Advertisers and businesses will now be able to auto-generate advertisements on Google Ads platform, said Dan Taylor, vice president of global ads at Google.
Using Large Language Models (LLMs) and generative artificial intelligence (Gen AI), Google Ads will be able to create campaign workflows based on business prompts given by marketers.
“It learns from the advertisers’ landing pages, queries that are performing well and headlines that they’ve already approved to create entirely new creatives,” he said during his recent India visit.
According to a McKinsey study, marketing and sales have the biggest reported revenue effects of AI.
Taylor spoke about Gen AI tools introduced during Google I/O held on May 10 this year for marketers and advertisers like Performance Max, and how brands like Myntra, Samsung, HDFC, and Tata AIG saw up to 18 per cent higher conversions by adding AI to their marketing mix.
Performance Max combines Google’s AI technologies across bidding, budget optimisation, audiences, creatives, attribution, and more, the company said.
The technology behemoth also reiterated its focus on privacy amid rising privacy regulations by countries.
In a survey of 16,500 individuals from 11 Asia-Pacific markets, 8 out of 10 consumers recognised the importance of online privacy and security of their personal information, he said.
“So much so that 70 per cent of those consumers would stop engaging with a brand in response to a violation of their trust around data.
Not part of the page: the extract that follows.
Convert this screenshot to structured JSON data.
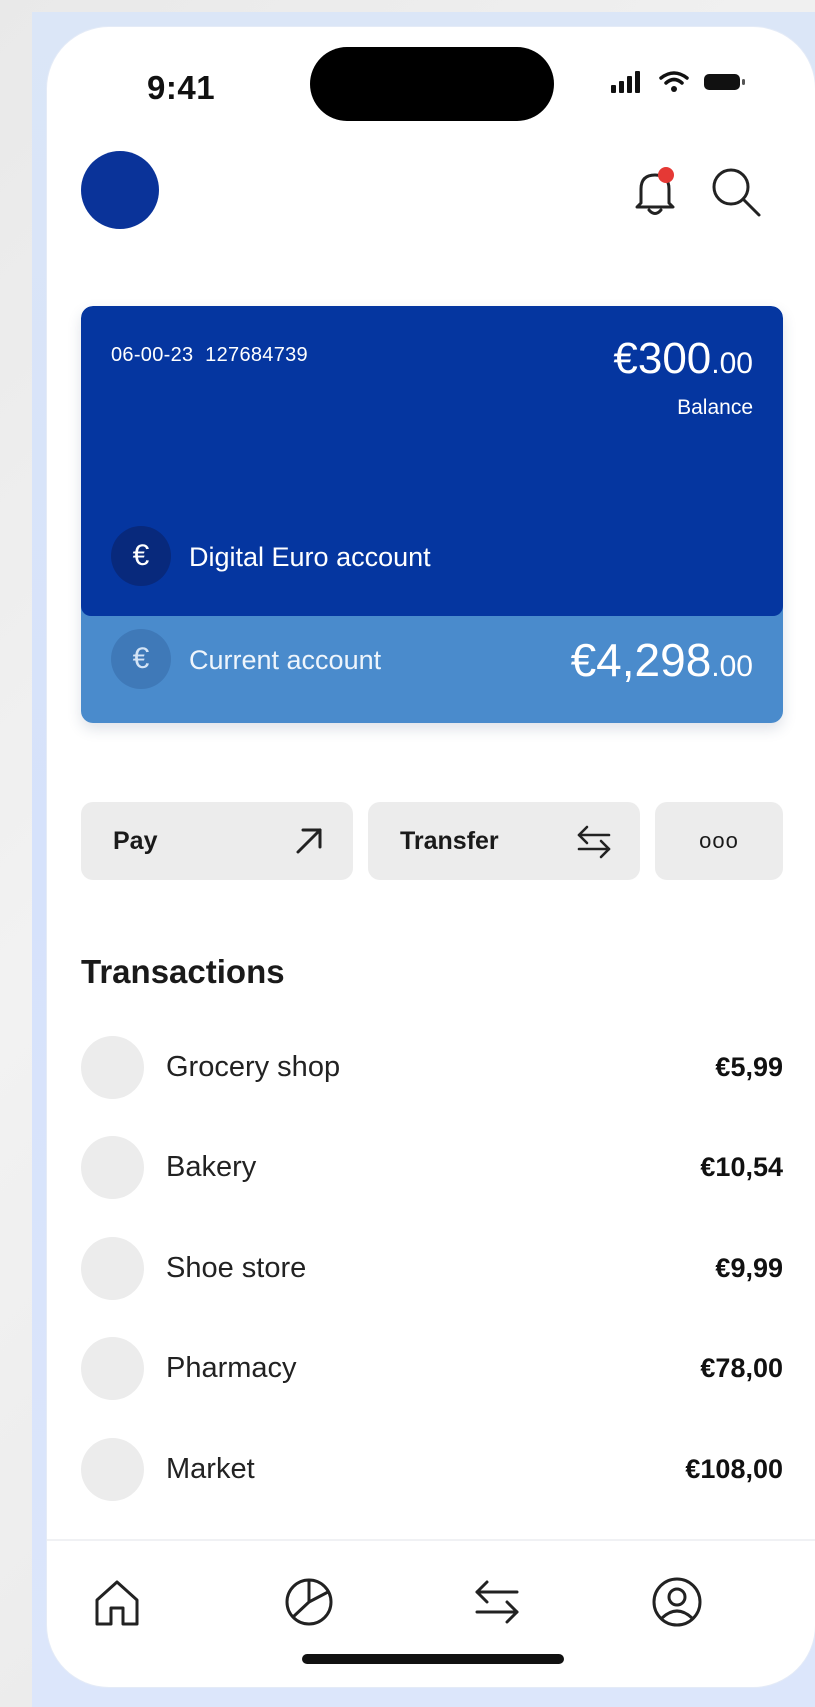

So this is a real consumer concern,” Taylor said.
Days before the government introduced the Digital Personal Data Protection Bill in the parliament, Google announced enhanced privacy features like Privacy Sandbox for web and Android, as it introduced generative capabilities for its ads business for marketers.
The Sandbox initiative balances people’s privacy with business interest, Taylor said.
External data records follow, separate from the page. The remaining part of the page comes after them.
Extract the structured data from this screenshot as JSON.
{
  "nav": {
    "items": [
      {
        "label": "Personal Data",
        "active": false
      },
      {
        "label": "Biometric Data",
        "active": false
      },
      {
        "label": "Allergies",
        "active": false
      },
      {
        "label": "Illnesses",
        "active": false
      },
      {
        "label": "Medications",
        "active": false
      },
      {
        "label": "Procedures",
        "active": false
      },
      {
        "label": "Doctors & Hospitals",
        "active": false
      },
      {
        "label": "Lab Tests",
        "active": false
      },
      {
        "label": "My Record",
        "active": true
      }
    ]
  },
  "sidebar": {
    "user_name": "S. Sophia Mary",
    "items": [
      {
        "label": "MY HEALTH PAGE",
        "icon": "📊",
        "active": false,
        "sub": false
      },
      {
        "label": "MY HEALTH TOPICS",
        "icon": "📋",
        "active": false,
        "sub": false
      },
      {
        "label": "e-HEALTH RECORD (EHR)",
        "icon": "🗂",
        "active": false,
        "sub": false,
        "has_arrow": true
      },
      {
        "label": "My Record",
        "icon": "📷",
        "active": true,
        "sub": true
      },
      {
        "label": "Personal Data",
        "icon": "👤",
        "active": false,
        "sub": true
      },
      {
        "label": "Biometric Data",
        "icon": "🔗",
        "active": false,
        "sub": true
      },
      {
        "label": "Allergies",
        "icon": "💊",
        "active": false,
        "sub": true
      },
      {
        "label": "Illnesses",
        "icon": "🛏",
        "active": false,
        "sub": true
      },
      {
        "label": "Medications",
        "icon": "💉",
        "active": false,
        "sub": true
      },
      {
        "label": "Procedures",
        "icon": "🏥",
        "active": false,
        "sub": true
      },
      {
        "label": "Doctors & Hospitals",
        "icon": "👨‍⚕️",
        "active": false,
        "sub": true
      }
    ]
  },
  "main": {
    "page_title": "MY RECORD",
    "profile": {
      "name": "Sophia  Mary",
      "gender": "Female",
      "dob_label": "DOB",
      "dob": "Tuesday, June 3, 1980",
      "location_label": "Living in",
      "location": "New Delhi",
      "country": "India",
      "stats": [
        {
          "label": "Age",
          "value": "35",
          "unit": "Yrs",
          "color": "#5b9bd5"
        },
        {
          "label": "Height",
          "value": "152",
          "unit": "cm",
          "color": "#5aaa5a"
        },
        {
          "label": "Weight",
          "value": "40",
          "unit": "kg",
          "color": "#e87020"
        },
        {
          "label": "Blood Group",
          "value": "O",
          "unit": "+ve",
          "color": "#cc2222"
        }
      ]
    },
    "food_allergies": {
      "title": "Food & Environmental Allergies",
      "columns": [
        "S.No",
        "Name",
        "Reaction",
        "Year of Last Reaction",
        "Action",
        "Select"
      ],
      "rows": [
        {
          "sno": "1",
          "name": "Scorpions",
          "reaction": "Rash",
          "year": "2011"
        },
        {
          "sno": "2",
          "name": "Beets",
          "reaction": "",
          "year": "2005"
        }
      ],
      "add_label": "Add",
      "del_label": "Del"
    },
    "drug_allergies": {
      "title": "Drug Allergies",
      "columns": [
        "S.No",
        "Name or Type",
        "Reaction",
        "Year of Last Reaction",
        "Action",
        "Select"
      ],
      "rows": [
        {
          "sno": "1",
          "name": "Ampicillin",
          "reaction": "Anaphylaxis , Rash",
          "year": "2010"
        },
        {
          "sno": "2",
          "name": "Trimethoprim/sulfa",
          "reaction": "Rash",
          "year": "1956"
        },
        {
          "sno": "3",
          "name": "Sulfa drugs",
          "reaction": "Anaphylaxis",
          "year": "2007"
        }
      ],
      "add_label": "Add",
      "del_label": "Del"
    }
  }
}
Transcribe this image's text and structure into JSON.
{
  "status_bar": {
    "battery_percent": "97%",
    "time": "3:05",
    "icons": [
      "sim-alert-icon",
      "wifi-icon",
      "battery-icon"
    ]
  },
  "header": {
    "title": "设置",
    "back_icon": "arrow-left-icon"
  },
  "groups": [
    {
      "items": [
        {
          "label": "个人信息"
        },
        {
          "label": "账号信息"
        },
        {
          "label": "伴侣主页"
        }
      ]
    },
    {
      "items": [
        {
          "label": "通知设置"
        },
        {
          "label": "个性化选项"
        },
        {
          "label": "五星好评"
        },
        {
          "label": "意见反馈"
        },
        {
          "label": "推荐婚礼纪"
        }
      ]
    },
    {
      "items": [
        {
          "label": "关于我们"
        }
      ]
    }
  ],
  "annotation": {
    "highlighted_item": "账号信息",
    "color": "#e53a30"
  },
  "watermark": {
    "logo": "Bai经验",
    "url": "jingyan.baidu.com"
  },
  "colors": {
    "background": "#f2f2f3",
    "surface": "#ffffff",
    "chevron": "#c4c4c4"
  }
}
“We’re rethinking Chrome and Android as platforms for privacy while working with the industry to develop internet and app experience with privacy at the core that still deliver great outcomes,” he added.
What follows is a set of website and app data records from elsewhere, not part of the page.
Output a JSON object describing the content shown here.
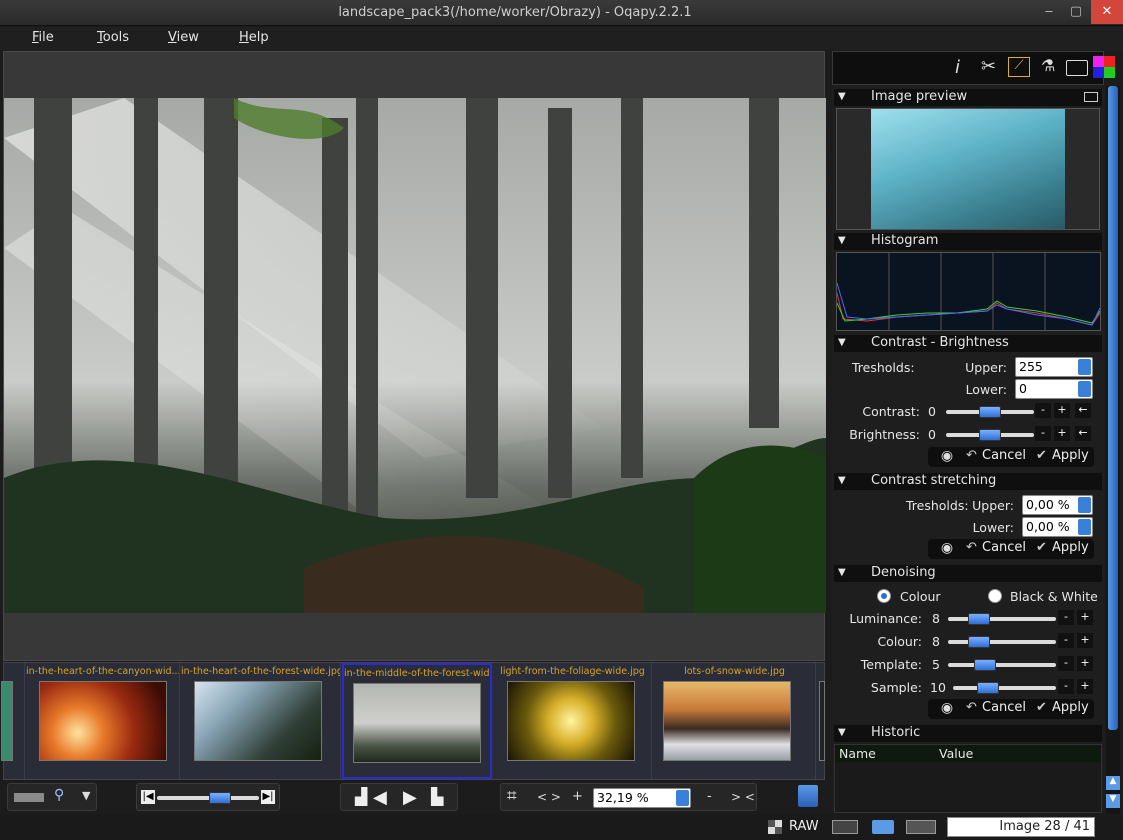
{
  "window": {
    "title": "landscape_pack3(/home/worker/Obrazy) - Oqapy.2.2.1",
    "min": "‒",
    "max": "▢",
    "close": "✕"
  },
  "menu": [
    "File",
    "Tools",
    "View",
    "Help"
  ],
  "thumbnails": [
    {
      "label": "in-the-heart-of-the-canyon-wid..."
    },
    {
      "label": "in-the-heart-of-the-forest-wide.jpg"
    },
    {
      "label": "in-the-middle-of-the-forest-wid..."
    },
    {
      "label": "light-from-the-foliage-wide.jpg"
    },
    {
      "label": "lots-of-snow-wide.jpg"
    }
  ],
  "zoom": {
    "value": "32,19 %",
    "fit_label": "< >",
    "plus": "+",
    "minus": "-",
    "fill_label": "> <"
  },
  "status": {
    "raw": "RAW",
    "counter": "Image 28 / 41"
  },
  "panel": {
    "image_preview": {
      "title": "Image preview"
    },
    "histogram": {
      "title": "Histogram"
    },
    "contrast_brightness": {
      "title": "Contrast - Brightness",
      "tresholds_label": "Tresholds:",
      "upper_label": "Upper:",
      "upper_value": "255",
      "lower_label": "Lower:",
      "lower_value": "0",
      "contrast_label": "Contrast:",
      "contrast_value": "0",
      "brightness_label": "Brightness:",
      "brightness_value": "0",
      "minus": "-",
      "plus": "+",
      "reset": "←",
      "cancel": "Cancel",
      "apply": "Apply"
    },
    "contrast_stretching": {
      "title": "Contrast stretching",
      "tresholds_label": "Tresholds:",
      "upper_label": "Upper:",
      "upper_value": "0,00 %",
      "lower_label": "Lower:",
      "lower_value": "0,00 %",
      "cancel": "Cancel",
      "apply": "Apply"
    },
    "denoising": {
      "title": "Denoising",
      "colour_radio": "Colour",
      "bw_radio": "Black & White",
      "luminance_label": "Luminance:",
      "luminance_value": "8",
      "colour_label": "Colour:",
      "colour_value": "8",
      "template_label": "Template:",
      "template_value": "5",
      "sample_label": "Sample:",
      "sample_value": "10",
      "minus": "-",
      "plus": "+",
      "cancel": "Cancel",
      "apply": "Apply"
    },
    "historic": {
      "title": "Historic",
      "col_name": "Name",
      "col_value": "Value"
    }
  },
  "icons": {
    "info": "info-icon",
    "cut": "scissors-icon",
    "levels": "levels-icon",
    "flask": "flask-icon",
    "folder": "folder-icon",
    "color": "color-grid-icon"
  }
}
Taylor also said his company was engaging with the EU Commission “constructively” to address their concerns around Google’s ads business and avoid conflict of interest between consumers and advertisers.
As Gen AI capabilities are enabled across sectors and impact international discourse, Taylor said Google has been working on AI tools for a decade.
“While the public discourse on AI seems relatively new, we’ve been innovating on AI and tools that help consumers and businesses for well over a decade.” During the annual Google I/O conference in May, the company introduced AI tools for marketers with a focus on scaling small businesses.
“Indian businesses have been investing to put digital front and centre into their marketing and we’re excited about supporting them in leveraging tools like AI to deliver the right outcomes,” he said.
With tools like Google products studio, businesses can create customised product images for free, without cost-intensive photoshoots.
He said that AI tools move at the speed of customers, and — as the internet economy is projected to grow 6 times to $1 trillion (roughly Rs. 82,25,155 crore) by the next decade — businesses are not competing with AI, but with other marketers using AI.
He also said that news publishers are “embracing the opportunity of generative AI” from a content creation and optimisation standpoint